Halfback Jager Gardner is also dealing with a knee injury, and his time on the shelf appears to be indefinite, a source told WHIP Radio. Both Gardner and Jones were left off Temple’s “Above the Line” depth chart this week.
Wide receiver Keith Kirkwood told reporters that he’s “banged up,” and he was unwilling to specify his injury.
“It’s just being in the right spot for the right play at the right time,” said Kirkwood, who’s caught one ball in the last two games. “[This offense is] not specifically meant for one type of dominant receiver. We have so many great receivers that we all can play, so I’m not really worried about stats… or the future. I’m just worried about the now.”
Offensive lineman Jovahn Fair, linebacker Jeremiah Atoki, and defensive back Cequan Jefferson have also experienced injuries. Collins believes Fair and Atoki could return to play this year, but the outlook on Jefferson isn’t as positive.
THE NEXT CHOSEN ‘1’
-East Carolina’s 50.6 points and 615.8 total yards per game ranks dead last in the conference, and its 424.6 offensive yards per game ranks eighth.

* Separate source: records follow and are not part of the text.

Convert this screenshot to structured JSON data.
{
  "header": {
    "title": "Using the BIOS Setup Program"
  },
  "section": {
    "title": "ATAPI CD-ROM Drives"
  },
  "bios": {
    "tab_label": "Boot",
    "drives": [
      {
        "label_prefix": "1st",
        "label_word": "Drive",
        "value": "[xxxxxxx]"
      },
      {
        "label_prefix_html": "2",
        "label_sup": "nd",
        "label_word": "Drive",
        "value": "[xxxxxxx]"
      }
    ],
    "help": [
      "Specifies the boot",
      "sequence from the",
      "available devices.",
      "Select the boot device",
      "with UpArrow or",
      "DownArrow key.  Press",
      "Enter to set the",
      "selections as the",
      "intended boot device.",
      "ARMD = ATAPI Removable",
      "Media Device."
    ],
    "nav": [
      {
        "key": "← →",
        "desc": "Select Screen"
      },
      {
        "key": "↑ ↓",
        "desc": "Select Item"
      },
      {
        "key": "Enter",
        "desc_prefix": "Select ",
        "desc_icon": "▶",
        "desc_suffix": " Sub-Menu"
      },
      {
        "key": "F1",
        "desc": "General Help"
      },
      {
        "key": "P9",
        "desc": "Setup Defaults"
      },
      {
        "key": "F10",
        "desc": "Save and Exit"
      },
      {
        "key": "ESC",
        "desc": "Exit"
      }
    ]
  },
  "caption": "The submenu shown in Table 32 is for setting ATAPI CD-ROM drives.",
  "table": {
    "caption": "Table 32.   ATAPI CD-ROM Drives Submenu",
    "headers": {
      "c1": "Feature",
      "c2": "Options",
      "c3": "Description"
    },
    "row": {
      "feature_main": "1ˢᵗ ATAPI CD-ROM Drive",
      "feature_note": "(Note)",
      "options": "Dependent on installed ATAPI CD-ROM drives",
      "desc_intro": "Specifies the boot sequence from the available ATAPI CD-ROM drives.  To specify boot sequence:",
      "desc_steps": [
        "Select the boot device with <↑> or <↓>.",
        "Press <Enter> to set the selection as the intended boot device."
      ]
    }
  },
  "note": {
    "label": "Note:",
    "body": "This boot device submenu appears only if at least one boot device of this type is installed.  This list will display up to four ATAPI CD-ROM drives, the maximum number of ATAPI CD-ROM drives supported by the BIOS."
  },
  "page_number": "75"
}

-Like Marchi, Pirates’ quarterback Thomas Sirk has also thrown for six touchdowns and six interceptions this season. He’s completed 87-of-151 passes for 1,129 yards, and he’s also East Carolina’s leading rusher (159 YDS, 43 CAR, 2 TD).
-The Pirates’ leading receiver is Davon Grayson, who’s caught 29 passes for 495 yards and five touchdowns. Trevon Brown is next in line with 21 receptions for 365 yards and two scores.
-Temple is still in search of its first AAC win in 2017. Between the 2015 and 2016 seasons, the Owls won a combined 14 conference games.
If you want to connect with Tom Hanslin, email him at email@example.com or follow him on Twitter @tomhanslin.